## Work task
Return, from the data below, each line that contains the word "schedule".

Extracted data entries
------------

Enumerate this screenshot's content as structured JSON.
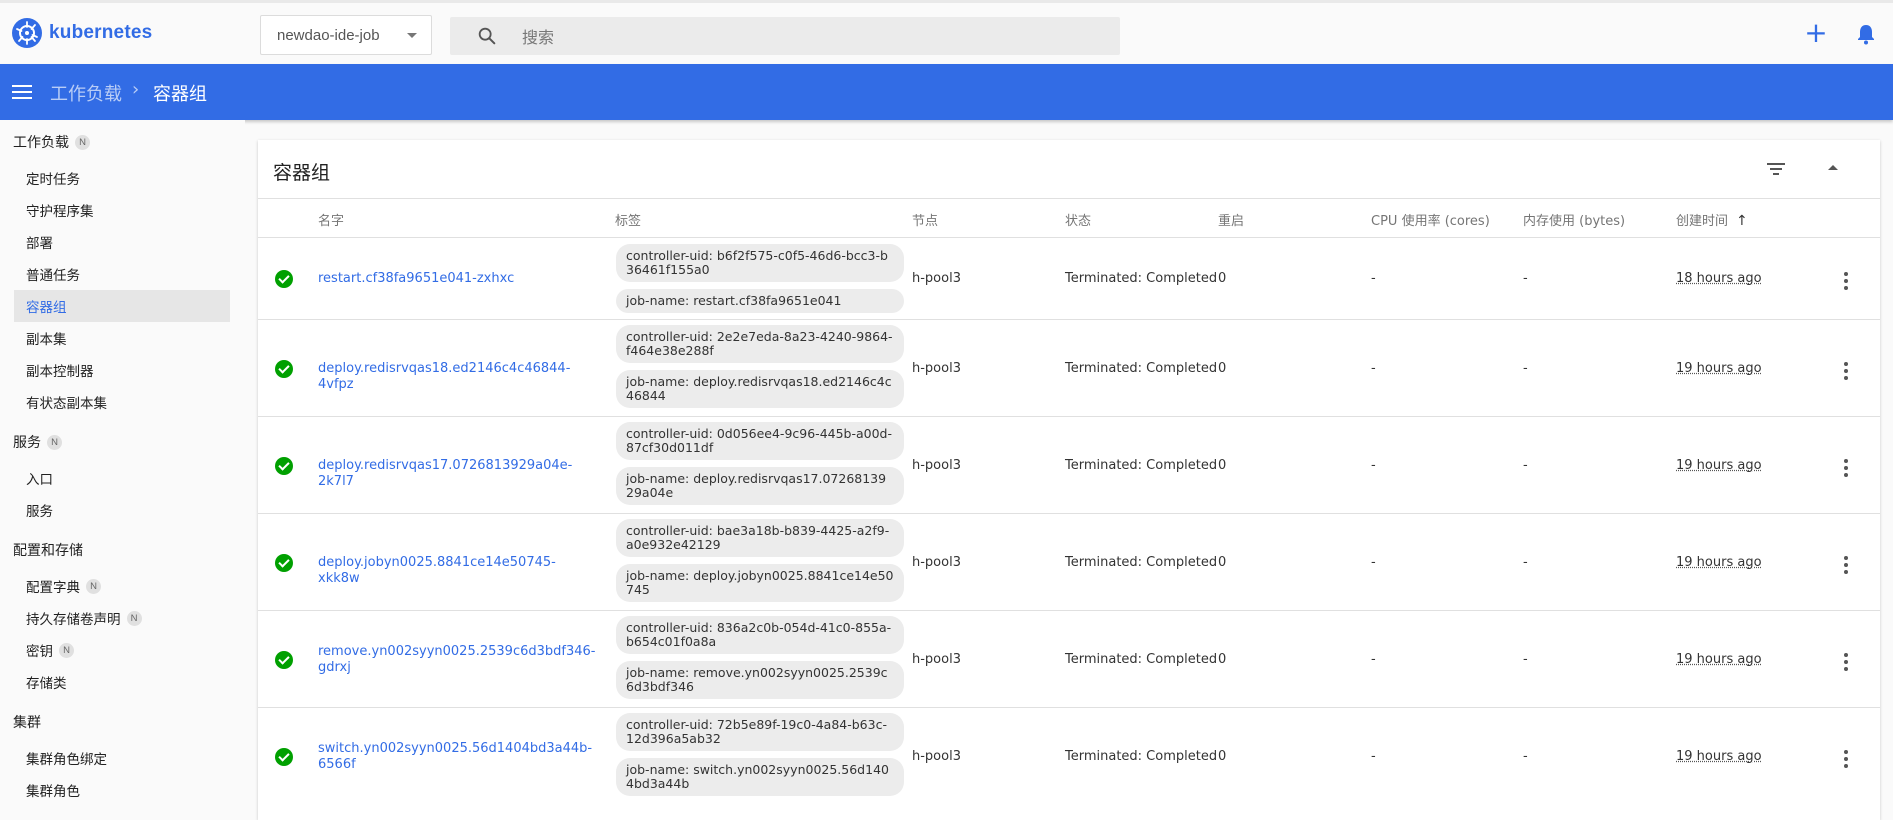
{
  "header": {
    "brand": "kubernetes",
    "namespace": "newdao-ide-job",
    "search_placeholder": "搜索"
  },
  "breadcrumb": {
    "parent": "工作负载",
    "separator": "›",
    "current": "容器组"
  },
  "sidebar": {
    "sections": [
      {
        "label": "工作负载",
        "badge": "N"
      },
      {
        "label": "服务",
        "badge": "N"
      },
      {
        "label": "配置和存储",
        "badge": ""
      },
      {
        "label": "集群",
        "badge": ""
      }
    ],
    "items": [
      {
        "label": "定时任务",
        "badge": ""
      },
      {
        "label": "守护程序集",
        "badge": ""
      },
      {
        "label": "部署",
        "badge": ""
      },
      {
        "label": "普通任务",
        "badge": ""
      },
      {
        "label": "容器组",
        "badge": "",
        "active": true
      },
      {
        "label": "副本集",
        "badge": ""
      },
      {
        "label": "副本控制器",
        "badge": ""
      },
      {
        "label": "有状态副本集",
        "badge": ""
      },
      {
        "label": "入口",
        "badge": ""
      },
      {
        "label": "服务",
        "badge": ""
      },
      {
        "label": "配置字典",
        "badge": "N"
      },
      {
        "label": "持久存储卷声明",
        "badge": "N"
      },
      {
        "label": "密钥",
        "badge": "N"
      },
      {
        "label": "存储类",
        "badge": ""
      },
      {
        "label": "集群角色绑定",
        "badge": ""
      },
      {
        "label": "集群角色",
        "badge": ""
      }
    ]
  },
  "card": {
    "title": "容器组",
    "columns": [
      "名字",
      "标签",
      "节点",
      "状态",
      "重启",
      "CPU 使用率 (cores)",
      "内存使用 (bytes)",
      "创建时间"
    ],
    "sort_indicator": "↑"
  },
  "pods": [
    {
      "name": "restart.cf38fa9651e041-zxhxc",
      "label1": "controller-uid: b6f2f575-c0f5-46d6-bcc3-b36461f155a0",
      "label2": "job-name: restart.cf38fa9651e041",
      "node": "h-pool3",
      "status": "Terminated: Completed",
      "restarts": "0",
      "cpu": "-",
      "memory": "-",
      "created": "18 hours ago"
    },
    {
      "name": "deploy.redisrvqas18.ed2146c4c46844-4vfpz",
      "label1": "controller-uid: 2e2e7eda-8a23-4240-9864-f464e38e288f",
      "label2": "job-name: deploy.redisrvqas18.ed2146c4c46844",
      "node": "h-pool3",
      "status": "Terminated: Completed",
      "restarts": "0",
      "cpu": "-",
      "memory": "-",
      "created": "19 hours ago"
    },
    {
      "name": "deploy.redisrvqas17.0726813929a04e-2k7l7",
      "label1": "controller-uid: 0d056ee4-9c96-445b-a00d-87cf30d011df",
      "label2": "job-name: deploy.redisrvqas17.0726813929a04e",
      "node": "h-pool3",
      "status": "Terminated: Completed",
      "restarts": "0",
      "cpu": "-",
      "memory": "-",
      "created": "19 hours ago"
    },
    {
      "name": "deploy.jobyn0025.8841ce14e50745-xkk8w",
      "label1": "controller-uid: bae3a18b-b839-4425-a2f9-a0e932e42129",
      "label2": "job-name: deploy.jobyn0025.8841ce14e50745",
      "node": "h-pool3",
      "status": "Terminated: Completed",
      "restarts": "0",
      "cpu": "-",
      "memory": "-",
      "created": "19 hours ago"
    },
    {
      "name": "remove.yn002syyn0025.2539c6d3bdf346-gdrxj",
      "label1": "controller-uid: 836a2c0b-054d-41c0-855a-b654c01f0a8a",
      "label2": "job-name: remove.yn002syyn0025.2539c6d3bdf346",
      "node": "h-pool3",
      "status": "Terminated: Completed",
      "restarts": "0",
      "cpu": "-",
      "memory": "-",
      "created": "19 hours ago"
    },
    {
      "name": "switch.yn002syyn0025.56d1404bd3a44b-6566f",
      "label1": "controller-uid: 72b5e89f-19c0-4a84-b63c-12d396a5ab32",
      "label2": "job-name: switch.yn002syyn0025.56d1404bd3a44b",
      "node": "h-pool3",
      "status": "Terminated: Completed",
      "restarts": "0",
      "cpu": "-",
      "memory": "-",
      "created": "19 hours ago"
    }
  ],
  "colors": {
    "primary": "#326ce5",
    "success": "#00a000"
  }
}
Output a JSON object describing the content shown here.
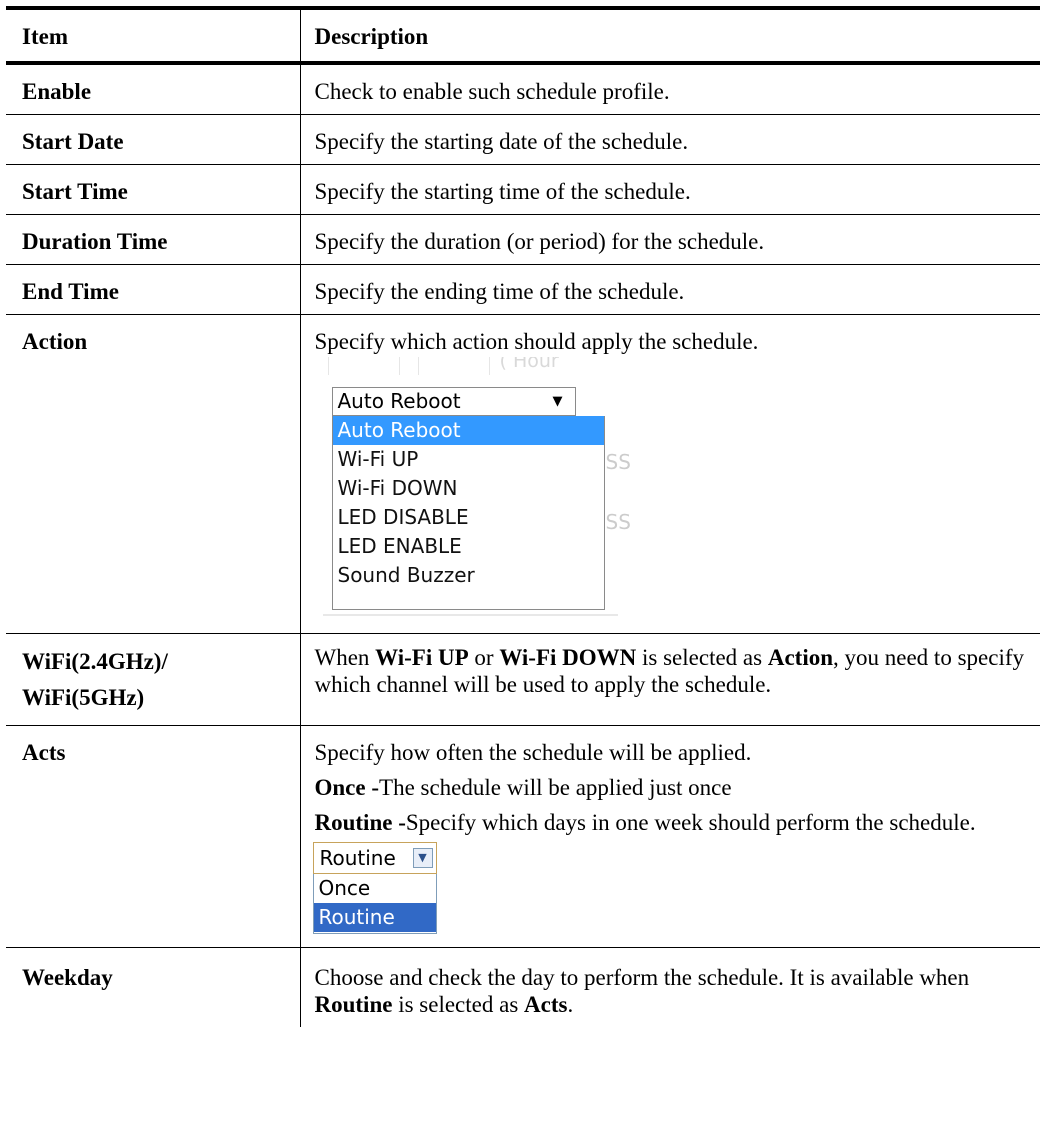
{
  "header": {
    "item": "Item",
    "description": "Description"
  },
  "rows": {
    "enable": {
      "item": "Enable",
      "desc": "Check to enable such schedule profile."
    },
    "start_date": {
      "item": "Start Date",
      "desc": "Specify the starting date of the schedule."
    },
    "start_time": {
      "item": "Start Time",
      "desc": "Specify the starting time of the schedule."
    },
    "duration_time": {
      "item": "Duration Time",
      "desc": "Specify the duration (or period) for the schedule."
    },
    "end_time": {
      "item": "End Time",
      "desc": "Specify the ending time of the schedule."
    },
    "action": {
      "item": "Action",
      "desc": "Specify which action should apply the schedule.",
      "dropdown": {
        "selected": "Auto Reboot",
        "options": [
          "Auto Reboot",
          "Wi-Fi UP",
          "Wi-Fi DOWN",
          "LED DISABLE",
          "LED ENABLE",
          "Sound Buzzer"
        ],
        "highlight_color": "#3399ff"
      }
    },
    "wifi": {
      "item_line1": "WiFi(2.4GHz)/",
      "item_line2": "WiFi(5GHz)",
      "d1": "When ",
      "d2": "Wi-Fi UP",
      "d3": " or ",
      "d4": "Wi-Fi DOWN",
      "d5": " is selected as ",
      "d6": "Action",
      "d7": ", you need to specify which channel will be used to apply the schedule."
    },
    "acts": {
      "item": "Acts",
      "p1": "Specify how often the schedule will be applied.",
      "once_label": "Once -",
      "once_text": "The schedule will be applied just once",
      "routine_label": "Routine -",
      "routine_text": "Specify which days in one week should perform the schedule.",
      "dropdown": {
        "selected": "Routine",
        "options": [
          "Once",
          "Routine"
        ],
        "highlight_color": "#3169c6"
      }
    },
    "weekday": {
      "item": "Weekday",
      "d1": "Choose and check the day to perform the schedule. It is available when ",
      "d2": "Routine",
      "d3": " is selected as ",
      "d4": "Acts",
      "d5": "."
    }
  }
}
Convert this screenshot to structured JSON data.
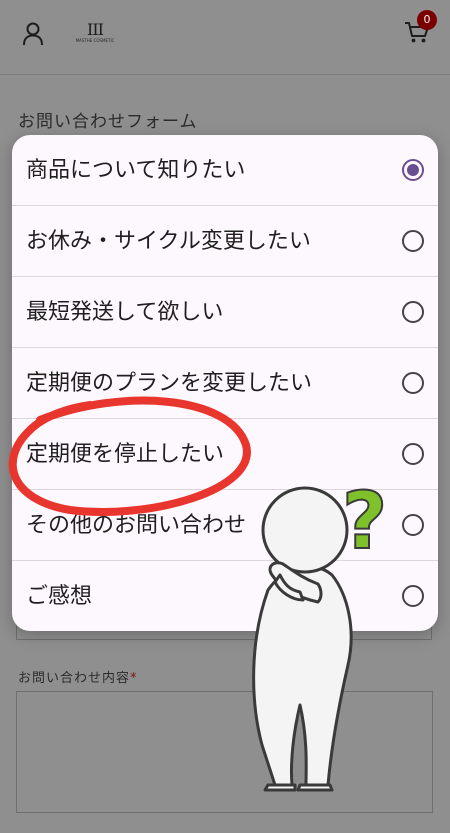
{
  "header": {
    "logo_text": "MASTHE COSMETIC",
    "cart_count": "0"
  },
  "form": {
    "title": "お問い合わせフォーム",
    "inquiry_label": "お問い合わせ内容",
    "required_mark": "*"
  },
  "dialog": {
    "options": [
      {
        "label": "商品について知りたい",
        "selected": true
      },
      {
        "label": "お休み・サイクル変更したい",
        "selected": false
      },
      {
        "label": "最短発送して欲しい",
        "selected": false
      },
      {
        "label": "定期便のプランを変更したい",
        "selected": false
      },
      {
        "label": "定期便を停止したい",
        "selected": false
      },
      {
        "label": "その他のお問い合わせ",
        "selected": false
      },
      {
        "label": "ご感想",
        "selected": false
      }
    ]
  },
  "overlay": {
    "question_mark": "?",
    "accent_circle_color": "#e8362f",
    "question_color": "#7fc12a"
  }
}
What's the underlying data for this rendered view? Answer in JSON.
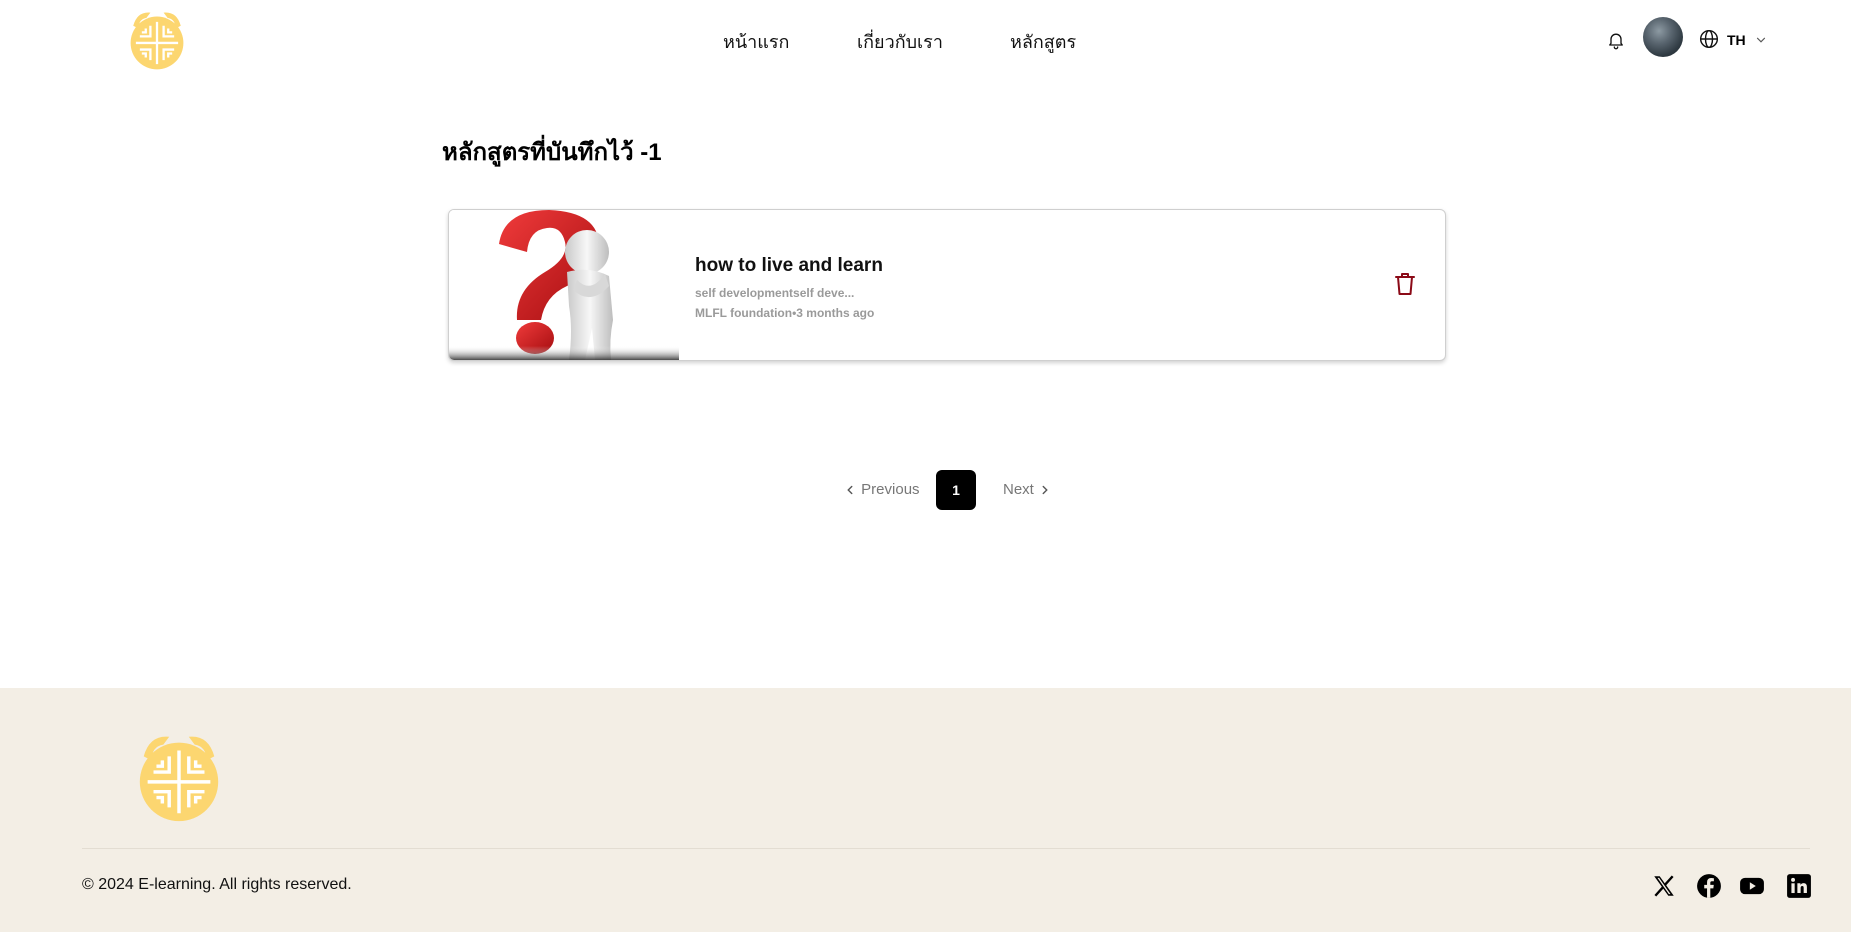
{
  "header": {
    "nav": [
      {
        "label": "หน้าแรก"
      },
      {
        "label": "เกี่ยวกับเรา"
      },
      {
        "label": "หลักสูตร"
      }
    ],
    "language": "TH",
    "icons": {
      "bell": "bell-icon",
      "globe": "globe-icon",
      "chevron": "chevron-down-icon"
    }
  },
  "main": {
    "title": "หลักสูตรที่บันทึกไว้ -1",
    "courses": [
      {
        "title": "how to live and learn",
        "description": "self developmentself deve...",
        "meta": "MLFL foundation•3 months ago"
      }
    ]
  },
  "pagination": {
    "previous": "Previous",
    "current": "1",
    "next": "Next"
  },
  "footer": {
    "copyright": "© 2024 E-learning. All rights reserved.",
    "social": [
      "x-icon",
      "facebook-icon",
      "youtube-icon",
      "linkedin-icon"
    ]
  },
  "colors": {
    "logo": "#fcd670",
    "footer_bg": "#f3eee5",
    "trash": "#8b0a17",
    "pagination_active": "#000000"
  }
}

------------

## Reply
      "desc": "Check to enable such schedule profile."
      "desc": "Specify the starting date of the schedule."
      "desc": "Specify the starting time of the schedule."
      "desc": "Specify the duration (or period) for the schedule."
      "desc": "Specify the ending time of the schedule."
      "desc": "Specify which action should apply the schedule.",
      "d7": ", you need to specify which channel will be used to apply the schedule."
      "p1": "Specify how often the schedule will be applied.",
      "once_text": "The schedule will be applied just once",
      "routine_text": "Specify which days in one week should perform the schedule.",
      "d1": "Choose and check the day to perform the schedule. It is available when ",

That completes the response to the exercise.